New initiative to boost women graduate employment

A scheme to promote self-employment and entrepreneurship among young female university students in four North African countries and seven European and Mediterranean states was launched last month.

This is the second phase of a two-year Union for the Mediterranean project titled Young Women as Job Creators.

The project is promoted by the Association of Organisations of Mediterranean Businesswomen and the second phase will include Egypt, Tunisia and Albania along with countries of the 2013 first phase including Morocco, Palestine, Jordan and Spain.

The third phase will start in 2015 in the seven countries of the second phase plus Algeria, Croatia, Lebanon and Turkey.

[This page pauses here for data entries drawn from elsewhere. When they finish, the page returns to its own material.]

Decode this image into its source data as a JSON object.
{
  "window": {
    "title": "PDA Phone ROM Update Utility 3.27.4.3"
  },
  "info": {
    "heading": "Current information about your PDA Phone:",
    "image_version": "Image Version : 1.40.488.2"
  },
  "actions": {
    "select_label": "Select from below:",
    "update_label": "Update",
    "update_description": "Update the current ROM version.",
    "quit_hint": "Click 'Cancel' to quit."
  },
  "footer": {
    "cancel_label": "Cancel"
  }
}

When the project's three phases are concluded, a total of 11 countries, including the four North African and the seven European and Mediterranean states, will have participated.

Although the number of male and female college graduates in Arab countries is about the same – 5.1 million women as opposed to 5 million men – Arab women outperform men even in the hard sciences, according to a report released last April titled "Women in the Workforce in the Arab World".

"Not only are women’s labour force participation rates in Arab countries among the lowest in the world, female unemployment rates are far above the region’s averages," the report stated.

To deal with this problem, the Young Women as Job Creators project focuses on facilitating the transition of young, talented women from education to work. It also advocates a stronger role for women in social and economic development, and contributes towards gender equality.

The project includes a series of "Women Entrepreneurship Days" and provides free business start-up advice through collaboration with partner businesswomen associations, local universities and higher education centres.

This enables young female university students, who are about to graduate and already have a business idea, to acquire the knowledge and skills needed to transfer their potential and talent into concrete women-owned businesses. In the process they will be trained to become future successful businesswomen and employers.

The projects expects 10,000 female students will be trained, with a minimum of 400 participants receiving dedicated business creation advice and possibly starting up their own private business projects, according to the project snapshot.